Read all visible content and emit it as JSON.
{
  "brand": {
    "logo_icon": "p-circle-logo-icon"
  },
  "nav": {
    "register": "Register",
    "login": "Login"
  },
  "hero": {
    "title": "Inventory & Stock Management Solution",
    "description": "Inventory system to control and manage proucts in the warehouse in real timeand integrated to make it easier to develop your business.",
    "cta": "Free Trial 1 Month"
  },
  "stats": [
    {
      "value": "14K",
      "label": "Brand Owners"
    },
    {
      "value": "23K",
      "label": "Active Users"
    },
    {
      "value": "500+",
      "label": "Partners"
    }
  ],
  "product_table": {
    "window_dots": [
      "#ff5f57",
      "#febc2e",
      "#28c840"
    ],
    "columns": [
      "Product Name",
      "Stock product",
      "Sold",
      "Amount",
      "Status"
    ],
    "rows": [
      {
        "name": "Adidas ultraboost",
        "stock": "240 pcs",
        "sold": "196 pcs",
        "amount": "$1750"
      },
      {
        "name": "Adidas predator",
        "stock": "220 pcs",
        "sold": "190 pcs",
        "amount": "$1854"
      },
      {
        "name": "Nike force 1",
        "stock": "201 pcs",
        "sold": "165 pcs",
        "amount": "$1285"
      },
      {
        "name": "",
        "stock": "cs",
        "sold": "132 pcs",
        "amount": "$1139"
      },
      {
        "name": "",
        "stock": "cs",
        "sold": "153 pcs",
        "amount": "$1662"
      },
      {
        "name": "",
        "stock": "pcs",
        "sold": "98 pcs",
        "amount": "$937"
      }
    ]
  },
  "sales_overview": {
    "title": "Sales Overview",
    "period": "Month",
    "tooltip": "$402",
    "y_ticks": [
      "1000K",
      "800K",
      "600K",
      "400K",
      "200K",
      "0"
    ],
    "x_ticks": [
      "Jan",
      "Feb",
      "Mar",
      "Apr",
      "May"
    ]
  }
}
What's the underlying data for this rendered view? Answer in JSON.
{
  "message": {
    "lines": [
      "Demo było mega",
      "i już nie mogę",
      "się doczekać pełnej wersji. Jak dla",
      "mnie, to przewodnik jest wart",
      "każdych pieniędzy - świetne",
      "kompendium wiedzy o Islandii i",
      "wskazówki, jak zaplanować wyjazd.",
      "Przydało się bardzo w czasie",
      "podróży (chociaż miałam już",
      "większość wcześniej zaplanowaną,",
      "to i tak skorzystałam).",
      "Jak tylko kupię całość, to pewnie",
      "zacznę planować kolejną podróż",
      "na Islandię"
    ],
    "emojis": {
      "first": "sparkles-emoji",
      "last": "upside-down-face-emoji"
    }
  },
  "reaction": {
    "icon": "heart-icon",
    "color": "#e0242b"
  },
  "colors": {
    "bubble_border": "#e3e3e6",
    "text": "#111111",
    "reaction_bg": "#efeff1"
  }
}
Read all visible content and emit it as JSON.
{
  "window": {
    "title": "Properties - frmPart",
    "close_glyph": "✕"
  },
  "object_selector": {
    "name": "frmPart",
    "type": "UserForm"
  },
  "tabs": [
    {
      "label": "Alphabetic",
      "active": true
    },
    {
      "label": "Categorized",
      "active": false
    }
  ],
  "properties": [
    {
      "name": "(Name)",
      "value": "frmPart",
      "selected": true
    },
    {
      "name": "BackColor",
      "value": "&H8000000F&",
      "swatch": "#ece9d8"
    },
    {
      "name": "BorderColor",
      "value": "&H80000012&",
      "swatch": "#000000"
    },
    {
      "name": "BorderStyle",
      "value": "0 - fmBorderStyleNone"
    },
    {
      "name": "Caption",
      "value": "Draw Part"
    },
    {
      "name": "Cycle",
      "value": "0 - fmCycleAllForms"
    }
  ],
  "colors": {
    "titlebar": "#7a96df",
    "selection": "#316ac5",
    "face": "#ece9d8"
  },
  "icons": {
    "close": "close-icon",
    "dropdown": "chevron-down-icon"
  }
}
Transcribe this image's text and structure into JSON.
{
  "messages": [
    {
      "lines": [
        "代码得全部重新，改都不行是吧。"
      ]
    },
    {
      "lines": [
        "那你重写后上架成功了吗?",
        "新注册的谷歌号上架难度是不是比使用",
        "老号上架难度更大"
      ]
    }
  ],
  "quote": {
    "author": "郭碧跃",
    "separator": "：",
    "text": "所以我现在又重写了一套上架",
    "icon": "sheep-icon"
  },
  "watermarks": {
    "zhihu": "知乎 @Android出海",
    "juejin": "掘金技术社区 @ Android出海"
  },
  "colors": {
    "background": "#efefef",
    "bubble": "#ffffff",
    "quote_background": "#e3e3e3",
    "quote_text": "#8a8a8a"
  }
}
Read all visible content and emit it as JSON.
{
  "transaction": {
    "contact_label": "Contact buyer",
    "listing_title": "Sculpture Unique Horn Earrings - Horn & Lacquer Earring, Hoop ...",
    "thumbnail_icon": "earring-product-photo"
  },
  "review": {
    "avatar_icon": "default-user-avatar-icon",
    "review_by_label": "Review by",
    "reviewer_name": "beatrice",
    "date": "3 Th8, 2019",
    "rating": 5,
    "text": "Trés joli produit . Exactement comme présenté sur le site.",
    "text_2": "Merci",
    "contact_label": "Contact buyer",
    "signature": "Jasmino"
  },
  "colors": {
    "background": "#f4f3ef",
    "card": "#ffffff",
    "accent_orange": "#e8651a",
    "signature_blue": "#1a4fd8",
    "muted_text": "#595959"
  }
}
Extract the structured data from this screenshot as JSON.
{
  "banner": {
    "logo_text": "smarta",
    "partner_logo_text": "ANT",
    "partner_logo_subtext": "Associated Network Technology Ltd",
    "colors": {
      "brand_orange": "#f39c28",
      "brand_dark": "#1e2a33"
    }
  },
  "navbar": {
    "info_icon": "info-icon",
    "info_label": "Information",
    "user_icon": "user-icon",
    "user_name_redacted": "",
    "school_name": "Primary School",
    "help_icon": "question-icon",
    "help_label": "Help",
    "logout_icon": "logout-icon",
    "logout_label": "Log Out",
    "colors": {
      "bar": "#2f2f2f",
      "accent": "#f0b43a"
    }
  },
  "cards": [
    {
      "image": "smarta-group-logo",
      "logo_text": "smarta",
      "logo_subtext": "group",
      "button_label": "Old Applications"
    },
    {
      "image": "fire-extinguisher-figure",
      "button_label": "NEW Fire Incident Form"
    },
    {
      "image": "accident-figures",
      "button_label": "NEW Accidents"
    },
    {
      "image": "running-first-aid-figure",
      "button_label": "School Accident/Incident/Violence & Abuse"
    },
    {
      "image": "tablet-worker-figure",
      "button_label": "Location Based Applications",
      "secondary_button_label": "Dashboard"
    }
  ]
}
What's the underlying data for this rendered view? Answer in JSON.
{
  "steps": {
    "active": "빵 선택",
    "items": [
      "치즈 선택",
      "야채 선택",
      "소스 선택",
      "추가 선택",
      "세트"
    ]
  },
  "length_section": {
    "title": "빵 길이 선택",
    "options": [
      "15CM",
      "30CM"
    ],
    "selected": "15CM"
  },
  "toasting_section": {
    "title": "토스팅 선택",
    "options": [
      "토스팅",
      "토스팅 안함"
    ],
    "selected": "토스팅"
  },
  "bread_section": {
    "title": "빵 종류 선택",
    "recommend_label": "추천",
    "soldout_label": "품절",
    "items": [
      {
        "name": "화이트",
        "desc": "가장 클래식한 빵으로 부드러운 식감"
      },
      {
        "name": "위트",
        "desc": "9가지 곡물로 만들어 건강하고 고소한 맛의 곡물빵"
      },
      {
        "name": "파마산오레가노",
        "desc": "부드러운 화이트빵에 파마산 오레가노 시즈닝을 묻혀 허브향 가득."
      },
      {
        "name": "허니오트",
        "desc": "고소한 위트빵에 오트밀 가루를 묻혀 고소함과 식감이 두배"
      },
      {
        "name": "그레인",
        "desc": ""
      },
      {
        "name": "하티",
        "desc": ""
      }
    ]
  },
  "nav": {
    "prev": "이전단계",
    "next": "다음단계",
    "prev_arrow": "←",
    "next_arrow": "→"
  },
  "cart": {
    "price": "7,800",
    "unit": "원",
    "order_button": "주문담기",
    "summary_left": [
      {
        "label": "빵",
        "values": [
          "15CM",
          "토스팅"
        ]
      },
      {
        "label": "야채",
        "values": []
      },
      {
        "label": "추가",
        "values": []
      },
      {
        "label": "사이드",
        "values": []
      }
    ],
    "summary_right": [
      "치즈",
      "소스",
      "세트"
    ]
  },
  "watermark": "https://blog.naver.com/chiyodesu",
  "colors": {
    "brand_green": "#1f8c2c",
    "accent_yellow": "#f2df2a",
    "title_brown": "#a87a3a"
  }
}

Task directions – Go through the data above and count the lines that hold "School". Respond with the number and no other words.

Output – 2